A new report shows the impact of gender pay inequity and reveals that progress in closing the gender pay gap is slow, as women are earning $.81 cents for every $1 earned by a man — a nominal change over last year’s $.79 cents on the dollar earned by men. The report, the 2020 State of the Gender Pay Gap, was released by PayScale, Inc. in advance of Equal Pay Day on March 31.
As the report outlines, women also receive a disproportionate financial penalty when it comes to the current COVID-19 pandemic. Women are more likely to take time away from their careers to stay home caring for children whose schools are now closed or elderly parents and family members who are at risk or confined. The gender pay gap shows these women will incur a pay penalty upon returning to work. More specifically, these women will receive an offer that is 7% percent less than a candidate who is currently employed when they apply for the same position upon return to the workforce. The report also shows that, despite increased pressure from employees to close the gender pay gap and additional legislation, only 38 percent of companies have plans to conduct a pay equity analysis at their company to identify the problem.

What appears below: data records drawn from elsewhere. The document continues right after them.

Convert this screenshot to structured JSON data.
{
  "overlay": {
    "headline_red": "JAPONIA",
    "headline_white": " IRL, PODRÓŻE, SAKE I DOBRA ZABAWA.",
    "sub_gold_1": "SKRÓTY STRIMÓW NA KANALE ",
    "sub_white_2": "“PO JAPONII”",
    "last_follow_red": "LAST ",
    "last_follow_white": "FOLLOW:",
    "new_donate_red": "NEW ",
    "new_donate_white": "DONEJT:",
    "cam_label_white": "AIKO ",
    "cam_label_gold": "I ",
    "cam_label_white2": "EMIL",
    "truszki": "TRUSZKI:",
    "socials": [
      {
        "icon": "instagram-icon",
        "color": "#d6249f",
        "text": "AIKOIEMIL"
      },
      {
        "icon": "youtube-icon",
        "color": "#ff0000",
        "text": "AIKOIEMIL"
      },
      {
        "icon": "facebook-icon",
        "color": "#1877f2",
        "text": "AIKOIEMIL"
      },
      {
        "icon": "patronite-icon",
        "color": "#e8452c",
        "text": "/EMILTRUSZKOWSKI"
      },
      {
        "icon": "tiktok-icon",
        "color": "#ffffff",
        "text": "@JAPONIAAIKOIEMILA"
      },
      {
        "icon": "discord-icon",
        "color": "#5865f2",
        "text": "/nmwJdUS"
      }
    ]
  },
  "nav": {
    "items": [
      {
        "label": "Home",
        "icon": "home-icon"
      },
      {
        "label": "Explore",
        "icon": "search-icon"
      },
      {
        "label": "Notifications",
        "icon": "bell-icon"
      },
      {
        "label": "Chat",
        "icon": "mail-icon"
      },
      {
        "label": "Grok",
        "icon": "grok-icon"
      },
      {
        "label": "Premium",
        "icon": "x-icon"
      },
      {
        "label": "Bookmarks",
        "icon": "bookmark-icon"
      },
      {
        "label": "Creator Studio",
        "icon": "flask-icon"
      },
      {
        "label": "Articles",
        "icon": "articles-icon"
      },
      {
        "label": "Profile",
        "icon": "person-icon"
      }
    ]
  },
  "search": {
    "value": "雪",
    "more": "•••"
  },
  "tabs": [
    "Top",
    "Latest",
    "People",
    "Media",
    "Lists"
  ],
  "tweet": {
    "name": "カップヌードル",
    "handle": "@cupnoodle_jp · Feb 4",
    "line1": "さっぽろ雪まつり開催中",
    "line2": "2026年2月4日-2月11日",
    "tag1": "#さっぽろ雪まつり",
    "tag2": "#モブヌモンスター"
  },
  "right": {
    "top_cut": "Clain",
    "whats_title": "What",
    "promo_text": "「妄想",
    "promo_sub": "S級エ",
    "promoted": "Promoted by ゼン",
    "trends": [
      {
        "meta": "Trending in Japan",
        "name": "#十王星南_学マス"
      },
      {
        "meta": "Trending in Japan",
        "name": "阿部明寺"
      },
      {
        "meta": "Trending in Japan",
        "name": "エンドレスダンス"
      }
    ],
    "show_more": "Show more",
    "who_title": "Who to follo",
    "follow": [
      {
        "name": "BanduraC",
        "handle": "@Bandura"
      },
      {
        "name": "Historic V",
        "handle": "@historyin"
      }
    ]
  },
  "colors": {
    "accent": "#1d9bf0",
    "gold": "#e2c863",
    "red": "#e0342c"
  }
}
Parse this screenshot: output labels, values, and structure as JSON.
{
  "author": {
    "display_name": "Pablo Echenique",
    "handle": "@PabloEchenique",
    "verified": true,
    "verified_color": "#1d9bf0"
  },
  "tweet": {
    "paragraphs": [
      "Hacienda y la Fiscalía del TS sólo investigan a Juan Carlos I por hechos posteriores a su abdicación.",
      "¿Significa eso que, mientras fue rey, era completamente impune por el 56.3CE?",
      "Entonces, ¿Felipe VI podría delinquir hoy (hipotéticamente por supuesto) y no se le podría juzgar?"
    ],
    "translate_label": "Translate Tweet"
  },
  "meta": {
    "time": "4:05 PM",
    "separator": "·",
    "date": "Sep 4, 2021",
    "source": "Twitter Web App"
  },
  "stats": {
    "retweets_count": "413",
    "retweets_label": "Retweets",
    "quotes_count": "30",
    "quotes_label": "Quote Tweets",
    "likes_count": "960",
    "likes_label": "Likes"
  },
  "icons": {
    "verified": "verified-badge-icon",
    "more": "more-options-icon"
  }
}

“Our research shows women are unfairly impacted financially in times of crises like the current Coronavirus epidemic. Employers should recognize these employment gaps to care for family members may not be unavoidable and should not be ‘pay penalized’ when women return to the workforce,” said PayScale Director of Research, Sudarshan Sampath. “In addition, the report shows the reality of gender pay equity is lagging behind the perception that companies are now beginning to pay men and woman equally. We believe most companies want to do the right thing to ensure gender pay equity, but this can be a daunting task. We recommend employers use market data to assess the state of the gender pay gap and make the necessary adjustments to achieve gender pay equity.”
PayScale’s research also studied the controlled pay gap – the disparity in pay for men and women doing the same work. This controlled gender pay gap remains $0.98 on the dollar. While this disparity may appear small, lost earnings over the course of a 40-year career equate to a woman earning $80,000 less for doing the exact same work as a man. When the pay gap is analyzed for the work of all women versus all men, the average women earns about $1,000,000 less than a man over the course of her career.
Additional PayScale Gender Pay Gap 2020 Findings:
- Women tend to move up the career ladder into higher paying executive jobs at a slower pace than men—a phenomenon called the ‘opportunity gap.’ Men are twice as likely to be directors or executives than women by age 45. In addition, only 6 percent of women hold executive jobs in comparison to12 percent of men. The gender pay gap is also larger at the executive level with women earning $0.69 for every dollar earned by a man.
- Education is not the great equalizer: Women who are highly educated occupy lower positions in the workforce than men who are highly educated. Women with MBAs, are taking home $0.75 for every dollar a man with an MBA earns.
- Jobs in technology and engineering & science come the closest to providing the same pay for doing the same jobs, achieving controlled pay parity at dollar-for-dollar for women and men, and $0.84 against the dollar in the uncontrolled pay gap for women vs. men. However, women tend to be underrepresented in this highly paid sector of the economy with women comprising only 29 percent of the tech industry and 38 percent of engineering & science jobs.
- The Financial and Insurance industry has the largest uncontrolled gender pay gap at $0.76 for women to every dollar earned by a man.
- The largest uncontrolled pay gap from a race perspective is for American Indian and Alaska Native women, black or African American women, and Hispanic women who earn $0.75 for every dollar a white man earns.
- Vermont has the lowest gender pay gap for two years running, with women earning $0.89 for every dollar earned by men, followed by New Mexico at $0.85 and Maine at $0.84 on the dollar, respectively. The states with the greatest gender pay gap are Alabama ($0.73) and Utah ($0.74).
- Fifty-eight percent of women perceive they are paid less fairly than men, even if they are paid fairly. Investment in pay equity analysis and pay transparency can correct this perception and close the gender pay gap.
- PayScale research shows that using pay transparency practices within an organization can eliminate pay inequality. At companies where employees felt they have a transparent pay process, women were estimated to earn between $1 and $1.01 for every dollar earned by men — effectively erasing the gender pay gap.
Equal Pay Day this year is March 31st—a date representing that, on average, it takes women an additional three months to earn what their male counterparts earned by the end of 2019.
PayScale helps companies use the power of analytics to identify areas of pay inequality by providing a clear view into the pay data of their current workforce with solutions such as their Pay-Equity Analytics package for Market Pay customers. The solution provides customers with a clear view into the pay data of their current workforce and identifies areas of opportunity to close the pay gap. Current employee pay data is used to dive into deep statistical analysis of the pay patterns within a company’s workforce, and employers can create data models that help them understand the financial impacts remediation would have on their business.
To view the full 2020 Gender Pay Gap Report and methodology, please visit: https://www.payscale.com/data/gender-pay-gap